MARSHALL - With numerous and often more subtle bills floating around in the last few weeks - some having already made their way to Gov. Mark Dayton's desk - and with so much attention being paid to the stadium saga, the 2012 bonding bill has all of a sudden seemed to have taken a back seat.
And with a constitutionally-required May 21 adjournment date and a Legislature that is borderline giddy to adjourn early this year - legislative leaders have circled April 30 on their calendars - the question looms: When will a final bonding bill get passed?
"We're doing a lot of work on the bonding bill internally," said District 21 Sen. Gary Dahms, R-Redwood Falls. "It takes some time, but we know we have to get it done."
Dahms said the bonding bill is reliant on bipartisan support, meaning the majority Republicans will need to work carefully to attract some DFLers.
"We're trying to get a bill put together that we feel comfortable picking up the bipartisan support we need to get it done," he said. "That takes time. We need 60 percent of the vote so it has to be bipartisan. We don't have 60 percent, so we know it needs to be bipartisan, we know we're going to have to have some DFL support. Right now, we feel we're getting close."
District 20A Rep. Andrew Falk, DFL-Murdock, said the onus is on the Republicans to present final bills for a vote. He used Dayton's mantra from a few weeks ago by saying the fact that they haven't made more progress on the bonding bill to date shows that majority leaders are "incapable of governing."
"It's doable - if the party in charge wants to bring it up for a vote they can do it," Falk said. "When you're the majority party you control what comes up for a vote and we haven't seen that yet. I know it takes a supermajority, so to not work with people and take a comprehensive approach shows a lack of seriousness."

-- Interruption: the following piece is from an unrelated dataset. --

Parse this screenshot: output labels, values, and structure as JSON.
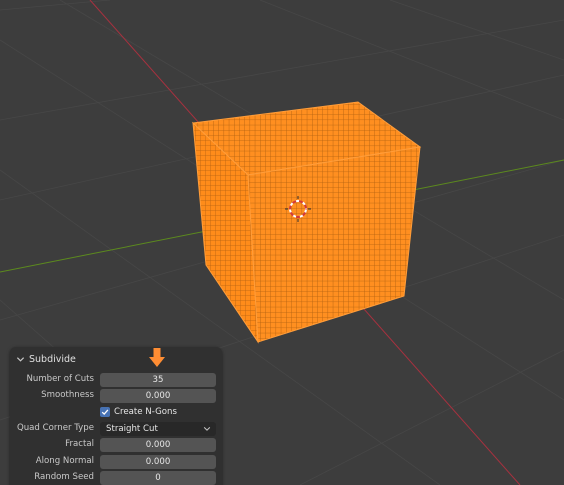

"If the will is there it can be done," said Democratic Sen. Lyle Koenen, who moved from the House to take over the late Gary Kubly's seat in the Senate. "The House bill is a bit more problematic because it's so small - people who want a larger bill could vote no on it, hoping a larger number comes back. Some more conservative members would like to see a smaller bill, or even no bill at all."
The differences in the House and Senate proposals are stark.
The House has two bonding bill proposals - $221 million for the State Capitol Renovation and a $280 million borrowing plan for local projects. The Capitol portion of the House bill failed by one vote in the House on Thursday.
The Senate has budgeted $25 million for Capitol restoration in its construction projects bill. The Senate has proposed a "bricks and mortar" public works bill that spends $561 million on projects throughout Minnesota, focused primarily on local projects throughout the state, including $39 million for the University of Minnesota, $127 million for Minnesota State Colleges and Universities and $30 million for flood mitigation.
Koenen is surprised at how much the House and Senate bills differ, since both chambers have a Republican majority.
"It seems like a rather large difference to me," he said. "If you look at the differences between Governor Dayton's proposal and the two parties, that doesn't surprise me, but I am surprised at the difference between the House and Senate."
Dayton's bonding plan borrows $775 million.
"One of the hang-ups, like always, is the size of the bill," said Dahms, who believes a bonding bill can get done by April 30. "There's always going to be a window and we have to find that window when it's open. That window involves projects, it involves the size of the bill, and it involves the make-up of the bill."